Unlikely to launch subscription paywall for Escape Products
At a 30,000ft view, there are two broad categories of media products online — escape and work. In this post, we evaluate escape media products.
For example, when you are in a queue and quickly check Twitter, you use Twitter as an escape product.
On the Internet, Twitter, YouTube, and blogs are examples of successful escape products.
They meet fundamental psychological human needs like killing boredom, prestige, fear of missing out, need to belong and feel connected.
“The secret behind Buzzfeed is catering to that elusive group known as the ‘‘ network.”Jonah Peretti, the founder of BuzzFeed
Brut India too recognizes this. Hence, its homepage uses a call to action copyBrut Nature.”
Escape products tend to operate in the ad-economy
Attention is the foundation of wealth for escape products.and attention, and companies monetize this attention with advertisements.
Hence, their competition is…
Anything that consumes a customer’s time.
“You know, think about it, when you watch a show from Netflix and you get addicted to it, you stay up late at night.Netflix C.E.O. Reed Hastings – https://www.theguardian.com/technology/2017/apr/18/netflix-competitor-sleep-uber-facebook
“Sometimes employees at Netflix think, ‘Oh my god, we’re competing with FX, HBO, or Amazon,” said Hastings, “but think about if you didn’t watch Netflix last night: What did you do? There’s such a broad range of things that you did to relax and unwind, hang out, and connect–and we compete with all of that.”Netflix C.E.O. Reed Hastings – https://nextbigwhat.com/sleep-vs-netflix-reed-hastings/
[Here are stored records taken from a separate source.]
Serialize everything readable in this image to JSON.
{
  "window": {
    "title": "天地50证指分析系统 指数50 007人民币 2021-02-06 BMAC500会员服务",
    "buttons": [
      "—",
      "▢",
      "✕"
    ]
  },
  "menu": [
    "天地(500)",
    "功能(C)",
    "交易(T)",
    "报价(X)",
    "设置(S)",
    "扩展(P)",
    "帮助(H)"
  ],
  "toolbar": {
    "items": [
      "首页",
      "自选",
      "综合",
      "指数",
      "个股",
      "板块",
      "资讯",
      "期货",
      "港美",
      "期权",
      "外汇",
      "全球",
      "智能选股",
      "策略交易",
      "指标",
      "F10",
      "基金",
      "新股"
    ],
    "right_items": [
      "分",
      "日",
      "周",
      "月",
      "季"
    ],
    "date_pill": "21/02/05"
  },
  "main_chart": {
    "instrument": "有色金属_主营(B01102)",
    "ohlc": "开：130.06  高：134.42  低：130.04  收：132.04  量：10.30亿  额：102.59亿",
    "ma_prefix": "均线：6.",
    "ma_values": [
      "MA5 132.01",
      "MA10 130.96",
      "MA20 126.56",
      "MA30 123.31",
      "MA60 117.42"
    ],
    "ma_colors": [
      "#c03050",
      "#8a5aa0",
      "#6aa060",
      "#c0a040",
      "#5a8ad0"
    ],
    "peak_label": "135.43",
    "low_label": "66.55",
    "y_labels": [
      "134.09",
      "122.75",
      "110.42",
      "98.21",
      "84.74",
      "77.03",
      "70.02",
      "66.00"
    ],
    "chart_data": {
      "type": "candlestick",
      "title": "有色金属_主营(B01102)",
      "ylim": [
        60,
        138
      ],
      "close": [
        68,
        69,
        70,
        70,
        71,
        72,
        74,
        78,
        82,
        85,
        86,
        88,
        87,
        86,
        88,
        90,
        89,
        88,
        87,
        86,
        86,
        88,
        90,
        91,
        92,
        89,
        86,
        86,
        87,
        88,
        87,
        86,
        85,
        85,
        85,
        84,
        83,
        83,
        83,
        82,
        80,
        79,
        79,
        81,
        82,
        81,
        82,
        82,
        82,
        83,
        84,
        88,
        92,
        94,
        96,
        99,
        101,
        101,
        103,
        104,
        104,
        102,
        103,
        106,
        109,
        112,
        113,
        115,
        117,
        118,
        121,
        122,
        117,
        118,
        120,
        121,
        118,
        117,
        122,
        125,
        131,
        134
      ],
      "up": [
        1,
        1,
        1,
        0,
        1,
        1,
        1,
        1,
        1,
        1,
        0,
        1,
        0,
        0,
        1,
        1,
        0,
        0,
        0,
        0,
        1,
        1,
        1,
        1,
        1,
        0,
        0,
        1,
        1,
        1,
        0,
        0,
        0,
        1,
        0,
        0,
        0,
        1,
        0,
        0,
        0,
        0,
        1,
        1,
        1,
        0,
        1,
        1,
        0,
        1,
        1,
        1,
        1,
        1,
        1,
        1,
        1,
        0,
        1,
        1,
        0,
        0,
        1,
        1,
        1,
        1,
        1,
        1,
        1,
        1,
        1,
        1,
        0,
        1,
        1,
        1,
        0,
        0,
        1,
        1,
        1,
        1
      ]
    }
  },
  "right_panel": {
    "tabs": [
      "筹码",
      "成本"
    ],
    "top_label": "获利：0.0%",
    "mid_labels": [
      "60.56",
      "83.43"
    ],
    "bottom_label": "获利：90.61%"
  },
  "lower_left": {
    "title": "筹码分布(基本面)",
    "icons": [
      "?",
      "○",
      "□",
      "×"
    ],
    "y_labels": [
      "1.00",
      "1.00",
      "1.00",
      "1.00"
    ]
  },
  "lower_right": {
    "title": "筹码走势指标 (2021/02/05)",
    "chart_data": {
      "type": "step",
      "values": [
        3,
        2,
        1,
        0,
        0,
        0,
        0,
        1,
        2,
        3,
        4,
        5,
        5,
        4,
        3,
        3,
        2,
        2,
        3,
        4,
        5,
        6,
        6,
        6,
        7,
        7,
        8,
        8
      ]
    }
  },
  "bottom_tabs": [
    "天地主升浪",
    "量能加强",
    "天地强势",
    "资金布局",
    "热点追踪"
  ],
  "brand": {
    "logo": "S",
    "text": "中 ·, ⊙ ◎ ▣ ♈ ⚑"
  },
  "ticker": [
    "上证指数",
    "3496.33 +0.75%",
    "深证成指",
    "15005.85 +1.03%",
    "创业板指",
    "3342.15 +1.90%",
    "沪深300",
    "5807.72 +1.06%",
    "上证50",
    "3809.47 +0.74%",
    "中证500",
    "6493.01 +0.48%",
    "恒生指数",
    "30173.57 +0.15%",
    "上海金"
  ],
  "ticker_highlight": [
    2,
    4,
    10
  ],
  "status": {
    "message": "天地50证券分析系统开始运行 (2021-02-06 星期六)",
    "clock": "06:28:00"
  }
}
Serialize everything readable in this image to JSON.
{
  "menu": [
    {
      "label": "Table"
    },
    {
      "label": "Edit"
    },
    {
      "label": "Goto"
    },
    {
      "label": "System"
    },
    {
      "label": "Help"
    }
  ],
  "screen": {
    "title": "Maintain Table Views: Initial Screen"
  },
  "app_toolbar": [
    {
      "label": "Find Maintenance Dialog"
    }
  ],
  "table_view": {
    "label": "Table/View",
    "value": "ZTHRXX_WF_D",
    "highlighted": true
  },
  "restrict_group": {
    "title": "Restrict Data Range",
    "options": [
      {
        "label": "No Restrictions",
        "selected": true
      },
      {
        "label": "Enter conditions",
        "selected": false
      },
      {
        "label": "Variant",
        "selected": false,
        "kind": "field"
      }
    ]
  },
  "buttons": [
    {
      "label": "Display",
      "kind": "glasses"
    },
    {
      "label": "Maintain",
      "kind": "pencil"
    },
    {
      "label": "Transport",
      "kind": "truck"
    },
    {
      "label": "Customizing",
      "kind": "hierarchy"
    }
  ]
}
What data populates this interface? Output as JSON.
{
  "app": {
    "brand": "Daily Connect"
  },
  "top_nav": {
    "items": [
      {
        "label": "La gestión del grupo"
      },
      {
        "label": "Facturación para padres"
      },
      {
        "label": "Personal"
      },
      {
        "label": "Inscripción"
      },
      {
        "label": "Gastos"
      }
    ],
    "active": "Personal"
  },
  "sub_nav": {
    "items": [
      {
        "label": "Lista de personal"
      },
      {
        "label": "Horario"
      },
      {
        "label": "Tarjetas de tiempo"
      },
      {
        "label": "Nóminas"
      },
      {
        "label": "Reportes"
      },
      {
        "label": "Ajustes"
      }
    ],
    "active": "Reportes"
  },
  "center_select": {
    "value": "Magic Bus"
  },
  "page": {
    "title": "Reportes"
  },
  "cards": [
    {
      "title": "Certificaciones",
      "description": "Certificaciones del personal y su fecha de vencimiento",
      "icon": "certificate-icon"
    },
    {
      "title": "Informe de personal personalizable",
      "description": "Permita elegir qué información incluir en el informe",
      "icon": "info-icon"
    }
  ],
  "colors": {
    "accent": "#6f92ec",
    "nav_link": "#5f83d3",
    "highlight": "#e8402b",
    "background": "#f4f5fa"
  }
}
“We’re (news products) no longer just competing with each other, or with the entertainment industry, but with what (content) people create themselves and their communications with one another.”Heather Chaplin, the founder-director of Journalism+Design – https://journalismdesign.com/why-journalism-design/
Escape media products operate in a zero-sum game
Hence, escape media products are optimized to be addictive, i.e., how often do users come to the platform. In addition, these products tend to have a temporal bias, i.e., their content that keeps frequently changing throughout the day. This, in turn, creates a fear of missing out that brings the audience back multiple times a day.
Often, there is one dominant, category-defining escape-based product in each category. The rest of the competitors serve a long tail.
Broadly, there are three:
- The first is social platforms like YouTube, Twitter, Facebook, Reddit that act as news aggregators.
- The second is horizontal, catch-all news sites.
- The third is interest-based news products like Brut India.
In some situations, you could charge for escape products, if audiences are passionate towards it
First introduced by journalist Kevin Kelly in his blog, passion products are media products on topics or
Kevin elaborates that audiences pay, out of patronage or altruism. They pay to support the creator. That said, these continue to be escape products because subscribers do not get a tangible utility back in return.
Below are examples of some passion products:
- People can be passionate about news products that have a clear political ideology. Citizens leaning left might empathize with the journalists covering a certain issue and hence might support them. Alternatively, if a right-leaning government or Big Business files legal cases against them, consumers will go out of their way to support passion-based escape products.
- Persecuted minorities can pool in money to support journalism operations. For e.g., adherents of the Falun Gong religious movement can support shows like China Uncensored, which discusses sensitive political issues in China with satire.
- WaitButWhy is an example of high-quality long-form blog posts.
This entire field has now exploded into what’s called the #PassionEconomy or #CreatorEconomy and new platforms like SubStack are helping creators monetize.